People have been concerned about happiness for a millennium. Two thousand years ago Seneca observed that his forefathers lived as well as they were living during his time. This was in spite of the fact that his forefathers found shelter in the ground, used their own hands to obtain and dress their meat and did not know the pride of owning and wearing gold and fine gems. He commented that it was what was in the mind that made a person rich: no one could be considered poor who had enough, or rich if they wanted more than they have.
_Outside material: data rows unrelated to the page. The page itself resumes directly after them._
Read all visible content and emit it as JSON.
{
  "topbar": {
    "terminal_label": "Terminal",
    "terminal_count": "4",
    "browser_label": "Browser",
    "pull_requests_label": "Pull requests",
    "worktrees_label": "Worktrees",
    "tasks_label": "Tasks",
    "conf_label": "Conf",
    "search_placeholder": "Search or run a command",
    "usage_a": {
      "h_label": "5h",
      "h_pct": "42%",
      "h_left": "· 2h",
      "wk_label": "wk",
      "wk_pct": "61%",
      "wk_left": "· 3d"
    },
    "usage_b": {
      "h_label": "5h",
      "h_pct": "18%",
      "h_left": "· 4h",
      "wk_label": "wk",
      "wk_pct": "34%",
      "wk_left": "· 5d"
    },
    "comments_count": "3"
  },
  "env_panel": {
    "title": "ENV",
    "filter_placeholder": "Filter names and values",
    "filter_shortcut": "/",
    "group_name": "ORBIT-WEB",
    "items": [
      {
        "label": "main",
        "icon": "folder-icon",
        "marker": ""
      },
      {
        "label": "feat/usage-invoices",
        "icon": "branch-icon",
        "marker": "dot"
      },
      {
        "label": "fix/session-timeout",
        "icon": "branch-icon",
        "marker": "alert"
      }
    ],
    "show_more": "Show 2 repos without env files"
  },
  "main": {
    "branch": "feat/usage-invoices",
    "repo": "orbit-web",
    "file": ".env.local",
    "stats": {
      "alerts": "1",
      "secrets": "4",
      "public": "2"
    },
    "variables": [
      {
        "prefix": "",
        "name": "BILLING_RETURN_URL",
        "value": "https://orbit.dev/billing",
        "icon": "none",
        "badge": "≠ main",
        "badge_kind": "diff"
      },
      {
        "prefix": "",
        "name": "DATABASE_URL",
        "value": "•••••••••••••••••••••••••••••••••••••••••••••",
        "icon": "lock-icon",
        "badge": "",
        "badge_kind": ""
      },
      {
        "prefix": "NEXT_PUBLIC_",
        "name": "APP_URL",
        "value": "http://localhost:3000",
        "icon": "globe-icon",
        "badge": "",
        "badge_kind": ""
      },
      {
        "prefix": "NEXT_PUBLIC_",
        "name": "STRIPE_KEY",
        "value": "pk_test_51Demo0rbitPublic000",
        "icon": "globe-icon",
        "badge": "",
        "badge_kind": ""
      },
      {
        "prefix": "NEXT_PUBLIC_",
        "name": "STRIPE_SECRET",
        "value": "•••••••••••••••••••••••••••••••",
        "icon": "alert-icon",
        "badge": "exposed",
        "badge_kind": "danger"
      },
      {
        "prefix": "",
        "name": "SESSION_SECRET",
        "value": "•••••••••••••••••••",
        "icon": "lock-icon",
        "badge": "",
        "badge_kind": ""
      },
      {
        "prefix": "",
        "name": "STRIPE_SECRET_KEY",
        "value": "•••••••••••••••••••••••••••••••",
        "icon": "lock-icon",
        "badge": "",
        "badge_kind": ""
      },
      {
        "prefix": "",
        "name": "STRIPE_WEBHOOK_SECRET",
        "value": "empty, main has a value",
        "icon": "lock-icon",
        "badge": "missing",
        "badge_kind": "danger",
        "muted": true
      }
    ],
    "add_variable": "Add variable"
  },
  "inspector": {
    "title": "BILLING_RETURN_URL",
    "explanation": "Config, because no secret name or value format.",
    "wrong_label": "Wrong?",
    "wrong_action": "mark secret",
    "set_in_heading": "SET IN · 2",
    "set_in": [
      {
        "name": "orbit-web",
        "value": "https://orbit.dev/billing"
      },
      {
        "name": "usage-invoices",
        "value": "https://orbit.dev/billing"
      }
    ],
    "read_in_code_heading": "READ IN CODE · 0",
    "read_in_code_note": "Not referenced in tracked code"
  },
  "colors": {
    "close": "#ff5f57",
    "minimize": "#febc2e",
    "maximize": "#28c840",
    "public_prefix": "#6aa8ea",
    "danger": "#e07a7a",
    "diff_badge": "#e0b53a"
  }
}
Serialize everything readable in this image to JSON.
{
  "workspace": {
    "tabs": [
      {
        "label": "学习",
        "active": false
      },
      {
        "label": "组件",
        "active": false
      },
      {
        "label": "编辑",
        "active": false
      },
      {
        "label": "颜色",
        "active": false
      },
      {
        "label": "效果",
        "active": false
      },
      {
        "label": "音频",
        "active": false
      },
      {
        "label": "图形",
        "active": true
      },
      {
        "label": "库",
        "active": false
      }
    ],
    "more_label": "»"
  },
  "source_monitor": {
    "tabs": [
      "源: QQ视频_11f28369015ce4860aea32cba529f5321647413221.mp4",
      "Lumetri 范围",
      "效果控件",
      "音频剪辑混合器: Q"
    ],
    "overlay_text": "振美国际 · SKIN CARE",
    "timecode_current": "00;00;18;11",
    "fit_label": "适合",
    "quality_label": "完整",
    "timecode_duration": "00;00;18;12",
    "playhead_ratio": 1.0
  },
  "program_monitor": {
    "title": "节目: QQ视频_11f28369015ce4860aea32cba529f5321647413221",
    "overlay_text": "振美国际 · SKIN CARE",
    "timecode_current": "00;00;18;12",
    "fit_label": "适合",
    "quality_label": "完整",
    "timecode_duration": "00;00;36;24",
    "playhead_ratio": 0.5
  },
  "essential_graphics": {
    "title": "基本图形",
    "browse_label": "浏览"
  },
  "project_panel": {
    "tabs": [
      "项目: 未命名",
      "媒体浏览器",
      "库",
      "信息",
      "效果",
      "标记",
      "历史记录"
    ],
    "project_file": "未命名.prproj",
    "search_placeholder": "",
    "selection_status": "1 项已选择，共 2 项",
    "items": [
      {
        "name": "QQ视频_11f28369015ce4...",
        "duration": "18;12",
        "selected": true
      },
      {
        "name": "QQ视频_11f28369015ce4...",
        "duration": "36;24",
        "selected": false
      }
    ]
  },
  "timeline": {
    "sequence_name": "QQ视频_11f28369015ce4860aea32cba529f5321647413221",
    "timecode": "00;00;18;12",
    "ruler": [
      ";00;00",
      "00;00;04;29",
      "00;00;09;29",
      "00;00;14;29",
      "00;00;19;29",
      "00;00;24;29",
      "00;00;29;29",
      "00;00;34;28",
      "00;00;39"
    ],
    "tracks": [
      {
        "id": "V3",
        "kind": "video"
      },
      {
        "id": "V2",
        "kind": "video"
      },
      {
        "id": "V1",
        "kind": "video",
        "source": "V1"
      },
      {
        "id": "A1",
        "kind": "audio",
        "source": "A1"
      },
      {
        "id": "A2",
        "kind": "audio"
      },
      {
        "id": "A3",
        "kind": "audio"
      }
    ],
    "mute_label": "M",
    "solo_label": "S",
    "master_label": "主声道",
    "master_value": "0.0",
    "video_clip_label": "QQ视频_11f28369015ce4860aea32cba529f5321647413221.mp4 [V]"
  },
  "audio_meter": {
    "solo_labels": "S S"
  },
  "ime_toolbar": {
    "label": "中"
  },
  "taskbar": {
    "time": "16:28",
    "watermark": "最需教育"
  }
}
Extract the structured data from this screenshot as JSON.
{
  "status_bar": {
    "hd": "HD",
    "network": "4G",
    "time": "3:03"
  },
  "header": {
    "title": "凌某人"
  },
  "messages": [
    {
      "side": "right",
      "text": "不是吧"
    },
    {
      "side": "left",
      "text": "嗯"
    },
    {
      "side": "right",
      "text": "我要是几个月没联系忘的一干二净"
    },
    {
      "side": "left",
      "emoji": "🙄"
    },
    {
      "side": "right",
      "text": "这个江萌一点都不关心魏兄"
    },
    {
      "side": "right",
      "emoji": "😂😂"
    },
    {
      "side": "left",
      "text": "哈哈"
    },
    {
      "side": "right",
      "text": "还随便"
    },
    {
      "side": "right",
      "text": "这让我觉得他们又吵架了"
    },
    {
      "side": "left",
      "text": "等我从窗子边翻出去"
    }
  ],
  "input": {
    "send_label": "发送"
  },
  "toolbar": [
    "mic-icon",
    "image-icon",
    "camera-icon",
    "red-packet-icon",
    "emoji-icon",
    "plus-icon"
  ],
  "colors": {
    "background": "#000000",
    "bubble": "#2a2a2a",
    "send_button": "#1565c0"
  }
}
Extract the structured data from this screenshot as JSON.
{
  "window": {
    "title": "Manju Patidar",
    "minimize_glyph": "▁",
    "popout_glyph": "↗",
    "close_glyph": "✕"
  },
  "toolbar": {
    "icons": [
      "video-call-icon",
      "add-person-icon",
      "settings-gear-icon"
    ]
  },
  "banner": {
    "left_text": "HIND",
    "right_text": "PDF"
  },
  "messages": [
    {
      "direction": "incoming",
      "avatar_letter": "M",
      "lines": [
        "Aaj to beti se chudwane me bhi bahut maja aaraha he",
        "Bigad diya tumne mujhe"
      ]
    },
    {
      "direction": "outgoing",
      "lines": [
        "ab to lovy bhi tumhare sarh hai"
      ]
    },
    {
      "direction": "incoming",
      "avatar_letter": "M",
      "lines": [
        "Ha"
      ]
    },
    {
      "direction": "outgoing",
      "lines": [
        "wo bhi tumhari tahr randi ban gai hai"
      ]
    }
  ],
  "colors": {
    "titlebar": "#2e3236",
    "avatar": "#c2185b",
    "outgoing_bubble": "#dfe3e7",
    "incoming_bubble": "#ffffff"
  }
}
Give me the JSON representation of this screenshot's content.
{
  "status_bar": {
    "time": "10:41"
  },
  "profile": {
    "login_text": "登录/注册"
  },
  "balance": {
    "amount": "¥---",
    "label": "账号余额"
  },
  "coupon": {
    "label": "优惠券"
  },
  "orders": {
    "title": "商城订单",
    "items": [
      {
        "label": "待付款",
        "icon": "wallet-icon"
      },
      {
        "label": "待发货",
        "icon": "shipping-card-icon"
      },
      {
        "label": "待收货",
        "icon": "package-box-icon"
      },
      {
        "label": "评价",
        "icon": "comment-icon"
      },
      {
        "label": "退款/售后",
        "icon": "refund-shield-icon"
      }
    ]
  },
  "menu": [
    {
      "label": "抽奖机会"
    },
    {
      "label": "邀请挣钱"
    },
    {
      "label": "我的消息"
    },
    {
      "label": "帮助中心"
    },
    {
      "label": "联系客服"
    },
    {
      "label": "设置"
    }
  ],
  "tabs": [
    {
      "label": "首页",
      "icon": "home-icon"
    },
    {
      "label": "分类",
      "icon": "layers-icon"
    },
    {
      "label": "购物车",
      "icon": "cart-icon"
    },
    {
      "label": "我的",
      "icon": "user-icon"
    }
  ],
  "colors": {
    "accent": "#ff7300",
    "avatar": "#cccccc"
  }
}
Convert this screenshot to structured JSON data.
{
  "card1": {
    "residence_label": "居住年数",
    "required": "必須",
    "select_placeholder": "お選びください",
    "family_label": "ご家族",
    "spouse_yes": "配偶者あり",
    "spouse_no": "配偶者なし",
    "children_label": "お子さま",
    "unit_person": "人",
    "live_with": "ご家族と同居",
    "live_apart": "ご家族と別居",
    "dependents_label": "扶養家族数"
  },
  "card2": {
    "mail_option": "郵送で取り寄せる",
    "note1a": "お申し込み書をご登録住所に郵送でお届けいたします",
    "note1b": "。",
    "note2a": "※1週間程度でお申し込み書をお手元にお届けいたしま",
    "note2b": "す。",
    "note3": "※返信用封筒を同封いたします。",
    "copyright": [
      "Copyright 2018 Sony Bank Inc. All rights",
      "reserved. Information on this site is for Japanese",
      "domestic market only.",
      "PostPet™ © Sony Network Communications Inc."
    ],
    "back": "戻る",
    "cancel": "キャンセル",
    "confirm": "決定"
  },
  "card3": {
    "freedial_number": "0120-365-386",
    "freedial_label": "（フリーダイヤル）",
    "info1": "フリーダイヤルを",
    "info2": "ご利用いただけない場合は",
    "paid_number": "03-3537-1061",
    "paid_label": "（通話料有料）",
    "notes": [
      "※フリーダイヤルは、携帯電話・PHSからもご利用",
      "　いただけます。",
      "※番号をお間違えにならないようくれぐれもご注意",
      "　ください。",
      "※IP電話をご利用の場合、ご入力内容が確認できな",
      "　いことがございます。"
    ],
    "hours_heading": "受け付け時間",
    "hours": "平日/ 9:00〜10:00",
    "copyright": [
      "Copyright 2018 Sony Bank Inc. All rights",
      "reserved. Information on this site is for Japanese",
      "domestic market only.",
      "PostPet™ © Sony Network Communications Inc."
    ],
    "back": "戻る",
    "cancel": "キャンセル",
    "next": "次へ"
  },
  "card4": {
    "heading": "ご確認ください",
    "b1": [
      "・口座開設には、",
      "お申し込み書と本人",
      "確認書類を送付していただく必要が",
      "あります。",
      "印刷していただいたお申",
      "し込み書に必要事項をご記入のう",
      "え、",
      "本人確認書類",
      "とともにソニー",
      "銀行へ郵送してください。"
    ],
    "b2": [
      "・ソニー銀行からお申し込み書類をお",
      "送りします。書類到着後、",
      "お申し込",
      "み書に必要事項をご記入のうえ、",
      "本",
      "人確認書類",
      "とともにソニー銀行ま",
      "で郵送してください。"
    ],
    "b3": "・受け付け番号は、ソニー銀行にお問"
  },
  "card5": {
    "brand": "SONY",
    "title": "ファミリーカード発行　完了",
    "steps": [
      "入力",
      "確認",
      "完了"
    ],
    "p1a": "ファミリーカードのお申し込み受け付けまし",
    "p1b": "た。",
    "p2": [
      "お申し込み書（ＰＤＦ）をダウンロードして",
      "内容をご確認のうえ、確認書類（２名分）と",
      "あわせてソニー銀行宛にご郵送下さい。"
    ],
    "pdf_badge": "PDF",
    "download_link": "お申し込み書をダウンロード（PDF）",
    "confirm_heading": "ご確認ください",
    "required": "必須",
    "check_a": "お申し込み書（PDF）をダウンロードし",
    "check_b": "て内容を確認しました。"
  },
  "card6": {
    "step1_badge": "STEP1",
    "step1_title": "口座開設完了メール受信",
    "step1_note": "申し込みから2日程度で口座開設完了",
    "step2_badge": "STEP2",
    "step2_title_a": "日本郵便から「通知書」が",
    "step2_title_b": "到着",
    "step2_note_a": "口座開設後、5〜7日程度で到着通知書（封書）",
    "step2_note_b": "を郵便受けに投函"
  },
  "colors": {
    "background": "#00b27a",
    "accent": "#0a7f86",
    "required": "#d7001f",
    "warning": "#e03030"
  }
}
Seneca’s observation is consistent with the Chinese saying from long ago that a person who is content is always happy. People can become so interested in acquiring things that they recklessly pursue fame and fortune. Living life in this manner limits people to the demands of fame and the restrictions of wealth. Their life energy is spent in pursuit of fame largely for the purpose of obtaining wealth. Ironically if you actually obtain great wealth it also opens the door to the possibility of great loss, including robbery, burglary, or even murder as others attempt to take what you have. On the other hand, the person who is content with what he has can spend his life energy in more truly satisfying endeavors. People who are content are said to be rich in the quality of their life, which is likely to include tranquility, peace and spiritual nourishment.
Today happiness researchers continue to find validation for these ancient concepts. Modern happiness researchers define happiness as a state of well-being which depends less on our circumstances and more on how we respond to them. While national affluence and a sense of well-being correlate, there is a stronger link between a secure democracy and well-being. In fact, the capacity for personal choice is a greater predictor of happiness than a country’s relative wealth. While indigent people concerned about losing the most essential necessities of life endure a sense of hopelessness, wealth alone does not guarantee a sense of purpose and life satisfaction.
People need enough money to provide the basic necessities of life on a continuing basis. However, having more than enough does not really boost our sense of well-being. This is because when we have the basics other needs come to the forefront—things such as a need for a sense of belonging, or a feeling that we are making a difference by our existence. The first serving of food tastes better than the second helping. In the same way once humans have basic rights, shelter, adequate food, meaningful activity in their lives and enriching friendships our level of happiness is surprisingly unaffected by more money. There is only a slight tendency for those who make lots of money to be more satisfied with what they have. True satisfaction is not really about getting what you want but wanting what you have. Larger incomes also don’t influence how satisfied we are with our spouse, children, friendships or even ourselves, but all of these relationships are important in determining our sense of well-being, i.e., our happiness.
Traits of happy people
Researchers have found that there are four inner traits that predispose positive attitudes and happiness. These traits are:
- Self-esteem – happy people respect their value as a human being. When things get tough people with a firm sense of self-worth keep going.
- Personal Control – happy people feel like they have control over what happens to them. They feel like they can control their destiny.
- Optimism – happy people are filled with hope and expect to succeed when they try something new. They see the proverbial glass of life as half full, not half empty.
- Extraversion – happy people tend to be outgoing and sociable.
Even in old age extraverted individuals tend to be cheerful and full of the joie de vivre, the joy for living. People who like themselves are confident that other people will like them too. They have many friends and they engage in rewarding social activities. More fulfilling social interactions result in their experiencing more affection and greater social support. This is very important because social support is the foundation behind their sense of well-being and positive outlook on life.
Becoming a happier person
Just because you are not born an extrovert with high self-esteem and an optimistic outlook does not mean that you cannot make changes in that direction. Pretend you are self-confident, pretend to be optimistic, try to be more outgoing with others. Research has shown that while telling people to act or talk positively sounds like you are asking them to be phony, in reality when people follow through and practice these traits amazing things happen. The phoniness gradually diminishes and the new behaviors and accompanying attitudes begin to fit, like a favorite comfortable pair of old jeans.
If you doubt this strategy force yourself to put on a big smile. Now frown, tighten your jaw and try to look angry. Try both again and this time pay close attention to how you feel. Can you tell a difference? Research shows that if you smile on the outside you will feel better on the inside.
The same goes for your interactions with other people. Smile. Act like you like someone and you may just find out that you do! And, as a bonus, you may also find out that you are beginning to like yourself better, that you feel more confident and that you are becoming more comfortable with other people. And these are the changes that can help you feel greater happiness in your life and more optimism for the future.